For historians seeking the original meaning of the Fourteenth Amendment, few issues are trickier than the question of national religious liberty. At the time of the Founding, the entire subject of governmental regulation of religion was left to the states. There was no single “principle of religious freedom” beyond widespread agreement that the federal government had no delegated authority over the issue. This left Virginia free to embrace the principles of Jeffersonian separationism and Massachusetts free to embrace the Adams-esque principle of semi-coercive, government-supported religious belief.

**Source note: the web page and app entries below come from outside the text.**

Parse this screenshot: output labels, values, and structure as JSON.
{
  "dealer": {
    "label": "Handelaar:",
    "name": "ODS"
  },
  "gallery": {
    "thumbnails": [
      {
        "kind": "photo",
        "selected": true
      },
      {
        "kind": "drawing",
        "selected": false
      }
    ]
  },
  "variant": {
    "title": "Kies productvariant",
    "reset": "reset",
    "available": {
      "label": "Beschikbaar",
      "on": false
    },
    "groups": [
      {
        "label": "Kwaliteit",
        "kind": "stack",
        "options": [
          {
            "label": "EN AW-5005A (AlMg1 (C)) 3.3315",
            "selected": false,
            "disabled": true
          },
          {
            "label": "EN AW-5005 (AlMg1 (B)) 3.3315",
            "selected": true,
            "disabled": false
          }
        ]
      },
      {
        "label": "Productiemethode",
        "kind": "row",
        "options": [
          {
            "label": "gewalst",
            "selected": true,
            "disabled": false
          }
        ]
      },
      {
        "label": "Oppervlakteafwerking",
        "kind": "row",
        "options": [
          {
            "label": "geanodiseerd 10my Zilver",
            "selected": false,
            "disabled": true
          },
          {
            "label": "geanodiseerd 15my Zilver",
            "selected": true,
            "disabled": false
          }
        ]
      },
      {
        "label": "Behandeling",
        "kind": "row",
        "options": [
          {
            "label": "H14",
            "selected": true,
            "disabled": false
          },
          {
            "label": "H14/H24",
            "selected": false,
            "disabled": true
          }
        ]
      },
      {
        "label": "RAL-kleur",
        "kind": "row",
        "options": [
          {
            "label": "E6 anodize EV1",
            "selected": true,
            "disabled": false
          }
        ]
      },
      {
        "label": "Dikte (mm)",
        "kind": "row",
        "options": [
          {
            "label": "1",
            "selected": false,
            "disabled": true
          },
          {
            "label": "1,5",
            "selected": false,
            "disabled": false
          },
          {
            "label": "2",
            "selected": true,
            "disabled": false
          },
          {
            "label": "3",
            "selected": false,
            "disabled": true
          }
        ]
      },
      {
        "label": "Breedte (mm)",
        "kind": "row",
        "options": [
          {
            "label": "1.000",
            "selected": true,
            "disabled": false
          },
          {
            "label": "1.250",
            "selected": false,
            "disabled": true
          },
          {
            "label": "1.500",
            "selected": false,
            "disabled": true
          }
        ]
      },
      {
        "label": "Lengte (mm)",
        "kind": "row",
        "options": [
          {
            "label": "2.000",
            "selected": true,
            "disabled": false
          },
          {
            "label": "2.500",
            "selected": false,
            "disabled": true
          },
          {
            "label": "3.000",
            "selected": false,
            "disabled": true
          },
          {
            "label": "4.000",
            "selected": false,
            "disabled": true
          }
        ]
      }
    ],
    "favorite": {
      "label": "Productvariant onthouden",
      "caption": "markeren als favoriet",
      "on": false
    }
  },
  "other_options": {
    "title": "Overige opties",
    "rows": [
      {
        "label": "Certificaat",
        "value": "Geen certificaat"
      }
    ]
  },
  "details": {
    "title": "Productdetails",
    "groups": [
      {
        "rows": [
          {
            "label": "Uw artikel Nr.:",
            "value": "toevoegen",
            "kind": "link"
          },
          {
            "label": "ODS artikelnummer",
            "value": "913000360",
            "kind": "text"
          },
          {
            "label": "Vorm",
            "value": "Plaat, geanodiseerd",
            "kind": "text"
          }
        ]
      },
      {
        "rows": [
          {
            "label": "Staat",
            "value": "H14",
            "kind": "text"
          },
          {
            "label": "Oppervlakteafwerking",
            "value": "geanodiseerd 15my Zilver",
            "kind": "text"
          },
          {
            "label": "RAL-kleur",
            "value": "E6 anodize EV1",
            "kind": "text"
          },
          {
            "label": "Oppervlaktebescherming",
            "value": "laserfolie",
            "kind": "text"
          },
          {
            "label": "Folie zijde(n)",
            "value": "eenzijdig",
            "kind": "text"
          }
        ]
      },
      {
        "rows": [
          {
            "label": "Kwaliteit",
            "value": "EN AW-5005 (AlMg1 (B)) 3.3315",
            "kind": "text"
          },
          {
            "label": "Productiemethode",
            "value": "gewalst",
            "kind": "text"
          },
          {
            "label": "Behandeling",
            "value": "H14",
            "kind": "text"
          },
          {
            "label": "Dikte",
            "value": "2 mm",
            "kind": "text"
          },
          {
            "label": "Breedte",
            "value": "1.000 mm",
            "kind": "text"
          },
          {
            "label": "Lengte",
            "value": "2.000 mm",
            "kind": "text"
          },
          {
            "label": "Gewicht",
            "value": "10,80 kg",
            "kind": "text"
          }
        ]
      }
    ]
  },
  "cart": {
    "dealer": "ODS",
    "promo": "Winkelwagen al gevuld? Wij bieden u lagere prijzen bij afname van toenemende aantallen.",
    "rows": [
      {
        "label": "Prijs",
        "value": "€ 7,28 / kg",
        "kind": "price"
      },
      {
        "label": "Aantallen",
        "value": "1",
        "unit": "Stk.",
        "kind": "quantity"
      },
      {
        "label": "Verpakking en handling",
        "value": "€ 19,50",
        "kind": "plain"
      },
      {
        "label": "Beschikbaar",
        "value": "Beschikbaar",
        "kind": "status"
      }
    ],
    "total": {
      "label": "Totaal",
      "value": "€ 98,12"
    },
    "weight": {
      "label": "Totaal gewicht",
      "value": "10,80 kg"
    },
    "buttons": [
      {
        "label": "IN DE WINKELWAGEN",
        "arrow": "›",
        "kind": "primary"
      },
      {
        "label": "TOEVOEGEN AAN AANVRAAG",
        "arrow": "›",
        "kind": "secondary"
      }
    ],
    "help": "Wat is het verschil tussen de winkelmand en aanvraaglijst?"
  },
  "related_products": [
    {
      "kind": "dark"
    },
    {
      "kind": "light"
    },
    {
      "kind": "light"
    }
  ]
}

Adoption of the Fourteenth Amendment ended this freewheeling religious regulatory federalism and demanded that no state enact or enforce any law abridging the privileges or immunities of national citizenship.